PROBLEM TO SOLVE —
Everything in the records below except the images should be output exactly as written.

DATASET RECORDS —
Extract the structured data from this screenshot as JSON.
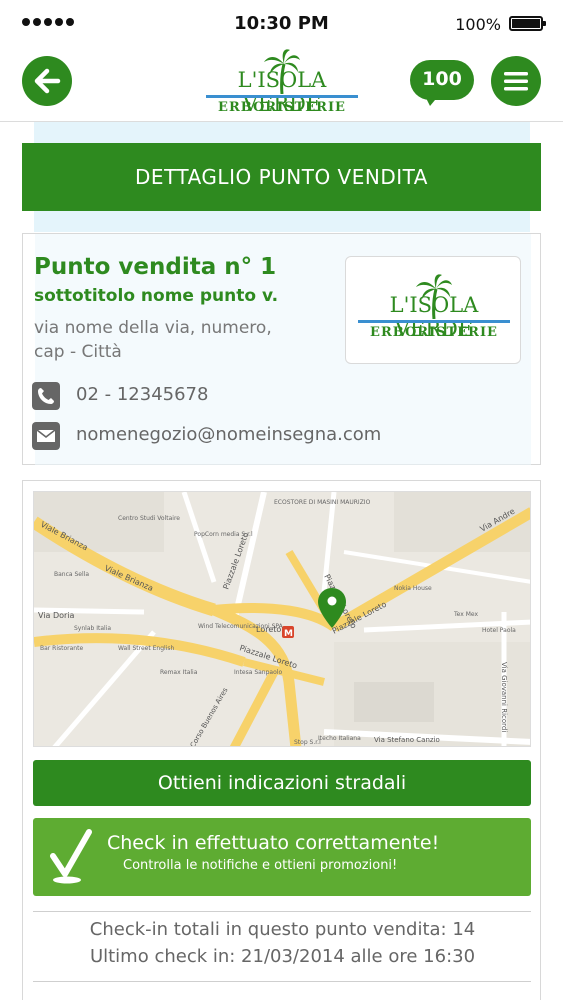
{
  "status_bar": {
    "time": "10:30 PM",
    "battery": "100%"
  },
  "header": {
    "brand_top": "L'ISOLA VERDE",
    "brand_bottom": "ERBORISTERIE",
    "notification_count": "100"
  },
  "page": {
    "title": "DETTAGLIO PUNTO VENDITA"
  },
  "store": {
    "name": "Punto vendita n° 1",
    "subtitle": "sottotitolo nome punto v.",
    "address_line1": "via nome della via, numero,",
    "address_line2": "cap - Città",
    "phone": "02 - 12345678",
    "email": "nomenegozio@nomeinsegna.com"
  },
  "map": {
    "labels": {
      "viale_brianza": "Viale Brianza",
      "viale_brianza_2": "Viale Brianza",
      "via_andrea": "Via Andre",
      "piazzale_loreto": "Piazzale Loreto",
      "piazzale_loreto_2": "Piazzale Loreto",
      "piazzale_loreto_3": "Piazzale Loreto",
      "piazzale_loreto_4": "Piazzale Loreto",
      "loreto": "Loreto",
      "via_doria": "Via Doria",
      "corso_buenos_aires": "Corso Buenos Aires",
      "via_giovanni_ricordi": "Via Giovanni Ricordi",
      "via_stefano_canzio": "Via Stefano Canzio",
      "centro_studi": "Centro Studi Voltaire",
      "hotel_paola": "Hotel Paola",
      "tex_mex": "Tex Mex",
      "wall_street": "Wall Street English",
      "banca_sella": "Banca Sella",
      "intesa": "Intesa Sanpaolo",
      "popcorn": "PopCorn media S.r.l",
      "ecostore": "ECOSTORE DI MASINI MAURIZIO",
      "synlab": "Synlab Italia",
      "bar_ristorante": "Bar Ristorante",
      "remax": "Remax Italia",
      "wind": "Wind Telecomunicazioni SPA",
      "nokia": "Nokia House",
      "stop": "Stop S.r.l",
      "itecho": "Itecho Italiana",
      "metro_m": "M"
    }
  },
  "actions": {
    "directions_label": "Ottieni indicazioni stradali",
    "checkin_title": "Check in effettuato correttamente!",
    "checkin_subtitle": "Controlla le notifiche e ottieni promozioni!"
  },
  "stats": {
    "total_checkins": "Check-in totali in questo punto vendita: 14",
    "last_checkin": "Ultimo check in: 21/03/2014 alle ore 16:30"
  },
  "colors": {
    "brand_green": "#2e8a1f",
    "light_green": "#5eac32",
    "brand_blue": "#3a8fd0",
    "road_yellow": "#f7d26a"
  }
}
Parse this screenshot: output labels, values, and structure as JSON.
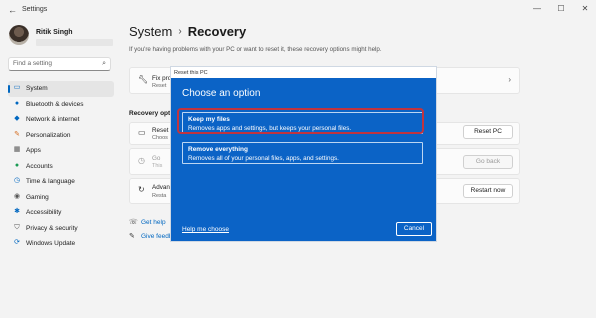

SOLUTION TO THIS EXERCISE —
Extract the structured data from this screenshot as JSON.
{
  "status_bar": {
    "time": "10:30 PM",
    "battery": "100%"
  },
  "header": {
    "brand_top": "L'ISOLA VERDE",
    "brand_bottom": "ERBORISTERIE",
    "notification_count": "100"
  },
  "page": {
    "title": "DETTAGLIO PUNTO VENDITA"
  },
  "store": {
    "name": "Punto vendita n° 1",
    "subtitle": "sottotitolo nome punto v.",
    "address_line1": "via nome della via, numero,",
    "address_line2": "cap - Città",
    "phone": "02 - 12345678",
    "email": "nomenegozio@nomeinsegna.com"
  },
  "map": {
    "labels": {
      "viale_brianza": "Viale Brianza",
      "viale_brianza_2": "Viale Brianza",
      "via_andrea": "Via Andre",
      "piazzale_loreto": "Piazzale Loreto",
      "piazzale_loreto_2": "Piazzale Loreto",
      "piazzale_loreto_3": "Piazzale Loreto",
      "piazzale_loreto_4": "Piazzale Loreto",
      "loreto": "Loreto",
      "via_doria": "Via Doria",
      "corso_buenos_aires": "Corso Buenos Aires",
      "via_giovanni_ricordi": "Via Giovanni Ricordi",
      "via_stefano_canzio": "Via Stefano Canzio",
      "centro_studi": "Centro Studi Voltaire",
      "hotel_paola": "Hotel Paola",
      "tex_mex": "Tex Mex",
      "wall_street": "Wall Street English",
      "banca_sella": "Banca Sella",
      "intesa": "Intesa Sanpaolo",
      "popcorn": "PopCorn media S.r.l",
      "ecostore": "ECOSTORE DI MASINI MAURIZIO",
      "synlab": "Synlab Italia",
      "bar_ristorante": "Bar Ristorante",
      "remax": "Remax Italia",
      "wind": "Wind Telecomunicazioni SPA",
      "nokia": "Nokia House",
      "stop": "Stop S.r.l",
      "itecho": "Itecho Italiana",
      "metro_m": "M"
    }
  },
  "actions": {
    "directions_label": "Ottieni indicazioni stradali",
    "checkin_title": "Check in effettuato correttamente!",
    "checkin_subtitle": "Controlla le notifiche e ottieni promozioni!"
  },
  "stats": {
    "total_checkins": "Check-in totali in questo punto vendita: 14",
    "last_checkin": "Ultimo check in: 21/03/2014 alle ore 16:30"
  },
  "colors": {
    "brand_green": "#2e8a1f",
    "light_green": "#5eac32",
    "brand_blue": "#3a8fd0",
    "road_yellow": "#f7d26a"
  }
}
Parse this screenshot: output labels, values, and structure as JSON.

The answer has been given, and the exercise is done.